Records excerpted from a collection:

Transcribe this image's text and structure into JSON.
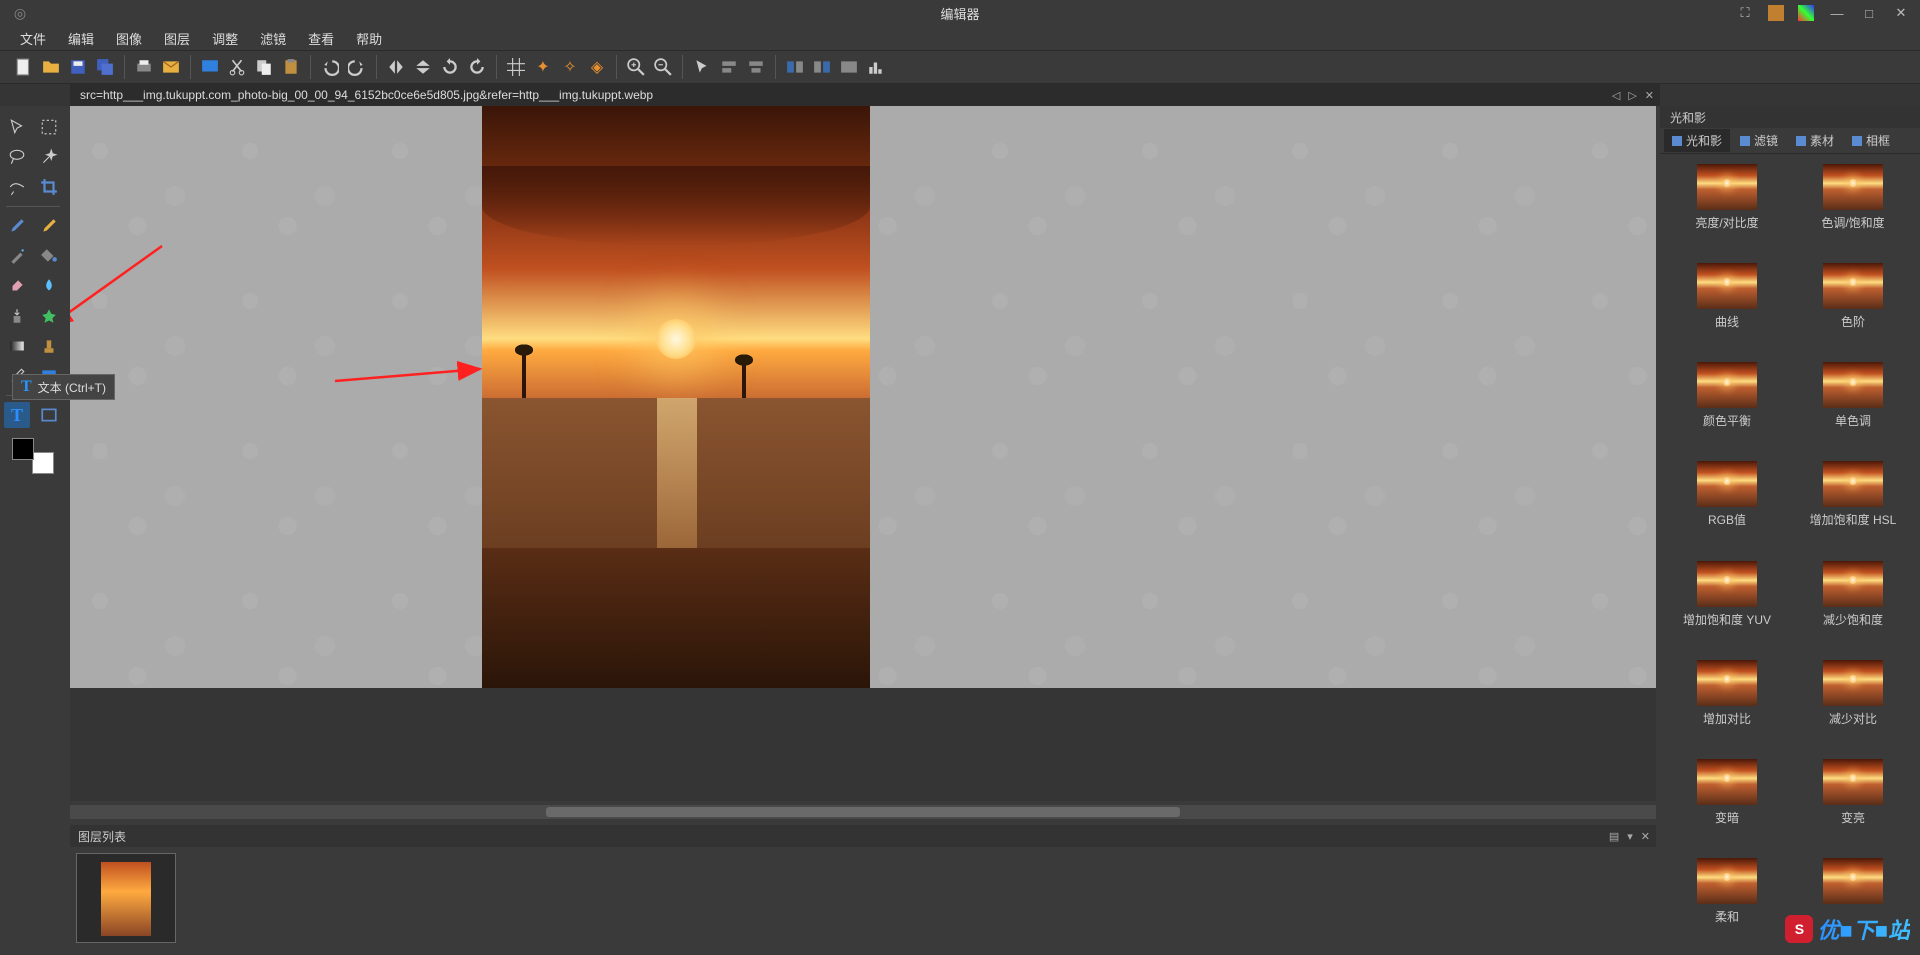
{
  "titlebar": {
    "title": "编辑器"
  },
  "menu": [
    "文件",
    "编辑",
    "图像",
    "图层",
    "调整",
    "滤镜",
    "查看",
    "帮助"
  ],
  "document_tab": "src=http___img.tukuppt.com_photo-big_00_00_94_6152bc0ce6e5d805.jpg&refer=http___img.tukuppt.webp",
  "tooltip": "文本 (Ctrl+T)",
  "layers_panel_title": "图层列表",
  "right_panel": {
    "title": "光和影",
    "tabs": [
      "光和影",
      "滤镜",
      "素材",
      "相框"
    ],
    "effects": [
      "亮度/对比度",
      "色调/饱和度",
      "曲线",
      "色阶",
      "颜色平衡",
      "单色调",
      "RGB值",
      "增加饱和度 HSL",
      "增加饱和度 YUV",
      "减少饱和度",
      "增加对比",
      "减少对比",
      "变暗",
      "变亮",
      "柔和",
      ""
    ]
  },
  "watermark": {
    "badge": "S",
    "text": "优■下■站"
  }
}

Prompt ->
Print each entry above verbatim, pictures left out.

Result below ->
Transcribe this image's text and structure into JSON.
{
  "titlebar": {
    "title": "编辑器"
  },
  "menu": [
    "文件",
    "编辑",
    "图像",
    "图层",
    "调整",
    "滤镜",
    "查看",
    "帮助"
  ],
  "document_tab": "src=http___img.tukuppt.com_photo-big_00_00_94_6152bc0ce6e5d805.jpg&refer=http___img.tukuppt.webp",
  "tooltip": "文本 (Ctrl+T)",
  "layers_panel_title": "图层列表",
  "right_panel": {
    "title": "光和影",
    "tabs": [
      "光和影",
      "滤镜",
      "素材",
      "相框"
    ],
    "effects": [
      "亮度/对比度",
      "色调/饱和度",
      "曲线",
      "色阶",
      "颜色平衡",
      "单色调",
      "RGB值",
      "增加饱和度 HSL",
      "增加饱和度 YUV",
      "减少饱和度",
      "增加对比",
      "减少对比",
      "变暗",
      "变亮",
      "柔和",
      ""
    ]
  },
  "watermark": {
    "badge": "S",
    "text": "优■下■站"
  }
}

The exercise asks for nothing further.